Sure enough, Mary tells what she discovered. Two of the—men—disciples come back with her. Mary returns with the other two, back to the tomb. They see the tomb, and sure enough. It is empty. And then, these two disciples turn right around. Go back to the rest. In hiding.

But—what about Mary? What does she do?

Again, I come back to the indisputable fact that the women are faithful and true. The women show compassion, love, and care for their Rabbi, their master and friend. Mary stays put near the tomb, and weeps.

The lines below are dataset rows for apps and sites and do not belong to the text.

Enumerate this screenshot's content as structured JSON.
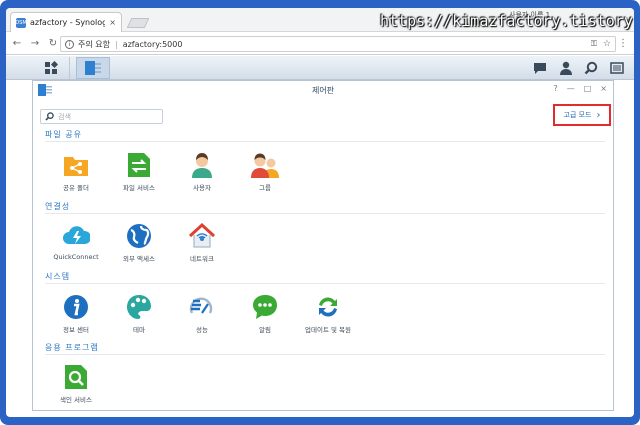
{
  "browser": {
    "tab_title": "azfactory - Synology Di",
    "favicon_text": "DSM",
    "close_glyph": "×",
    "user_label": "사용자 이름 1",
    "url_security": "주의 요함",
    "url_text": "azfactory:5000",
    "watermark": "https://kimazfactory.tistory.com"
  },
  "window": {
    "title": "제어판",
    "search_placeholder": "검색",
    "advanced_mode": "고급 모드",
    "controls": [
      "?",
      "—",
      "□",
      "×"
    ]
  },
  "sections": {
    "file_sharing": {
      "title": "파일 공유",
      "items": [
        "공유 폴더",
        "파일 서비스",
        "사용자",
        "그룹"
      ]
    },
    "connectivity": {
      "title": "연결성",
      "items": [
        "QuickConnect",
        "외부 액세스",
        "네트워크"
      ]
    },
    "system": {
      "title": "시스템",
      "items": [
        "정보 센터",
        "테마",
        "성능",
        "알림",
        "업데이트 및 복원"
      ]
    },
    "applications": {
      "title": "응용 프로그램",
      "items": [
        "색인 서비스"
      ]
    }
  },
  "colors": {
    "frame": "#2b63c4",
    "accent": "#2a78c6",
    "highlight_border": "#e52a2a"
  },
  "icons": {
    "shared_folder": "shared-folder-icon",
    "file_services": "file-services-icon",
    "user": "user-icon",
    "group": "group-icon",
    "quickconnect": "quickconnect-icon",
    "external_access": "external-access-icon",
    "network": "network-icon",
    "info_center": "info-center-icon",
    "theme": "theme-icon",
    "performance": "performance-icon",
    "notification": "notification-icon",
    "update_restore": "update-restore-icon",
    "indexing_service": "indexing-service-icon"
  }
}
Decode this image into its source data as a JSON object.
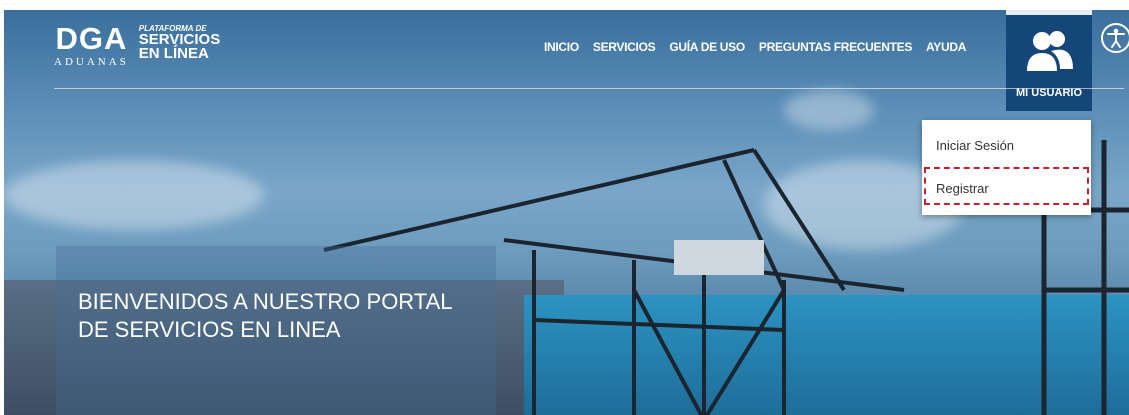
{
  "logo": {
    "mark": "DGA",
    "subtitle": "ADUANAS",
    "tagline_small": "PLATAFORMA DE",
    "tagline_line1": "SERVICIOS",
    "tagline_line2": "EN LÍNEA"
  },
  "nav": {
    "items": [
      {
        "label": "INICIO"
      },
      {
        "label": "SERVICIOS"
      },
      {
        "label": "GUÍA DE USO"
      },
      {
        "label": "PREGUNTAS FRECUENTES"
      },
      {
        "label": "AYUDA"
      }
    ]
  },
  "user_menu": {
    "label": "MI USUARIO",
    "icon": "users-icon",
    "items": [
      {
        "label": "Iniciar Sesión"
      },
      {
        "label": "Registrar"
      }
    ]
  },
  "accessibility": {
    "icon": "accessibility-icon"
  },
  "hero": {
    "line1": "BIENVENIDOS A NUESTRO PORTAL",
    "line2": "DE SERVICIOS EN LINEA"
  },
  "colors": {
    "user_button": "#15467a",
    "highlight": "#c8202e"
  }
}
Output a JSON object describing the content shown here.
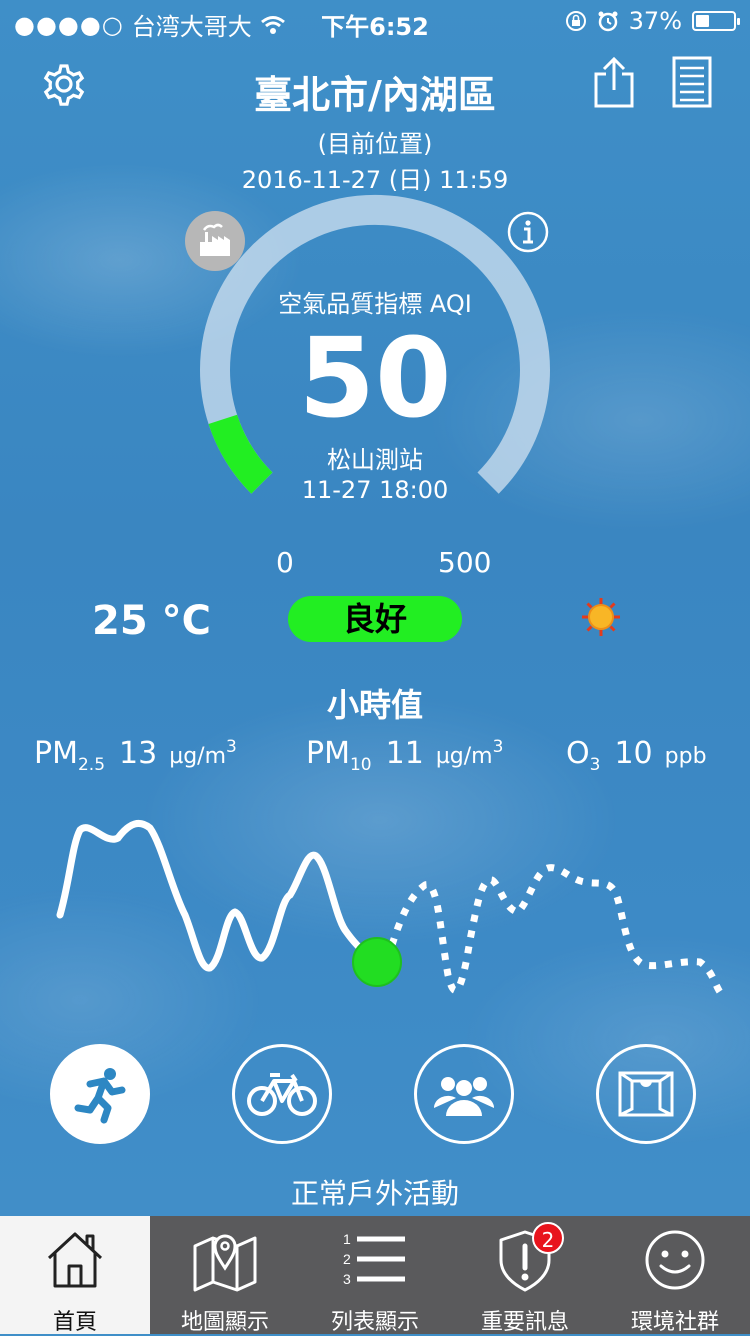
{
  "status_bar": {
    "carrier": "台湾大哥大",
    "time": "下午6:52",
    "battery": "37%",
    "battery_fraction": 0.37
  },
  "header": {
    "location": "臺北市/內湖區",
    "location_note": "(目前位置)",
    "datetime": "2016-11-27 (日) 11:59"
  },
  "gauge": {
    "title": "空氣品質指標 AQI",
    "value": "50",
    "value_fraction": 0.1,
    "station": "松山測站",
    "station_time": "11-27 18:00",
    "scale_min": "0",
    "scale_max": "500",
    "accent": "#22ee22"
  },
  "weather": {
    "temperature": "25 °C",
    "status": "良好"
  },
  "hourly": {
    "title": "小時值",
    "pm25": {
      "label": "PM",
      "sub": "2.5",
      "value": "13",
      "unit": "µg/m",
      "unit_sup": "3"
    },
    "pm10": {
      "label": "PM",
      "sub": "10",
      "value": "11",
      "unit": "µg/m",
      "unit_sup": "3"
    },
    "o3": {
      "label": "O",
      "sub": "3",
      "value": "10",
      "unit": "ppb"
    }
  },
  "activities": {
    "items": [
      {
        "icon": "runner-icon",
        "active": true
      },
      {
        "icon": "bicycle-icon",
        "active": false
      },
      {
        "icon": "group-icon",
        "active": false
      },
      {
        "icon": "window-icon",
        "active": false
      }
    ],
    "label": "正常戶外活動"
  },
  "tabbar": {
    "tabs": [
      {
        "label": "首頁",
        "icon": "home-icon"
      },
      {
        "label": "地圖顯示",
        "icon": "map-icon"
      },
      {
        "label": "列表顯示",
        "icon": "list-icon"
      },
      {
        "label": "重要訊息",
        "icon": "alert-shield-icon",
        "badge": "2"
      },
      {
        "label": "環境社群",
        "icon": "smiley-icon"
      }
    ]
  }
}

What a roller coaster ride Mary has been on. Starting on Palm Sunday, their leader and master Jesus marches right into the lion’s den, right into Jerusalem itself. All through the Passion Week, Jesus appears in and around Jerusalem, in the Temple, doing anything but keeping a low profile. And I am certain the disciples and the women accompanying them knew very well that the Jewish leaders and most of the Pharisees were planning on doing bad things to Jesus. I suspect the events of Good Friday were not totally unexpected.

So, at this desperate point, early on Sunday morning, Mary weeps. She does not know where her Lord and Master’s body has gone! After many days and nights of worry, anxiety, strong emotion, and intense grief, I can well understand how Mary broke down in tears.

What about us, today? Have you ever been through days of intense emotion, gut-wrenching anxiety, even intense grief? All of those feelings tumbling and roiling through you? Then you know a little of what Mary was going through.

What Mary did not suspect at first was that she was in the Greatest Story Ever Told. She sees Someone through her tears, in the cemetery. She suspects this Person is the gardener, of all things! She says, still crying, “Sir, if you have carried him away, tell me where you have put him, and I will get him.”

Then, Jesus—for it is He!—Jesus speaks to her. Jesus calls her by name. “Mary!”   Do you hear that? Jesus calls her by name. “Mary!” How sweet to have someone who loves you very much call you by name! Remember, I just said that Mary had been on an emotional roller coaster the whole week previous? Just think what this would do! Wow!

Mary’s eyes are opened. Mary finally sees clearly, and responds, “Rabbi!” “Teacher!”

There’s a word in the next verse that is sometimes misunderstood. In verse 17, Jesus tells Mary, “Do not hold on to me.” I’d like to tell you about this phrase. In the original language, Greek, the word ‘hold on’ or ‘touch’ is a present imperative verb. The verb in the sentence can be translated “Do not keep touching me!” Mary finally realizes that it was really and truly Jesus, in the flesh. And I bet she fell on her knees and grabbed onto His legs with every ounce of strength in her body. Clutching, crying, laughing. Can you just see her? Can you just see them? Jesus, gently trying to get her to let go. “Mary, Mary, can you stop clutching at Me?”

Can you see Mary now, as she understands in full. Jesus is alive! He is risen! Then, she listens to Jesus. Returns to the disciples, and declares the joyful truth to everyone!

So, Mary is not only a faithful friend and follower of her Rabbi, she is also someone who carries the Good News! The news that Jesus is no longer dead, but He is risen! He is alive again. I want all of you to understand this all-important point. Jesus has entrusted Mary with the Gospel message. Mary Magdalene is no longer just a supporting player, just a side note in the Gospel. Instead, she transitions to a lead actor in the Greatest Story Ever Told, here in John 20. And, one of the first and best preachers, sharing her experience, hope and joy.

What a story! Except—this is not make-believe. This is for real. This is very much the truth. Yes, Jesus is alive. Yes, He is Lord. And, yes, He has conquered death once and for all. Do you hear? Listen again to the words of Mary. She told the disciples, “I have seen the Lord!”

I pray that we all can affirm together today: He is risen! Christ is risen, indeed!

Alleluia! Amen!

@chaplaineliza

Thanks to the kind friends at http://www.40acts.org.uk – I am using their sermon suggestions and notes for Lent 2015. #40acts Do Lent generously! And, to the Rev. Dave Buerstetta for several ideas from his commentary notes on John 20:1-18.

(Suggestion: visit me at my daily blog for 2015: matterofprayer: A Year of Everyday Prayers. Thanks!)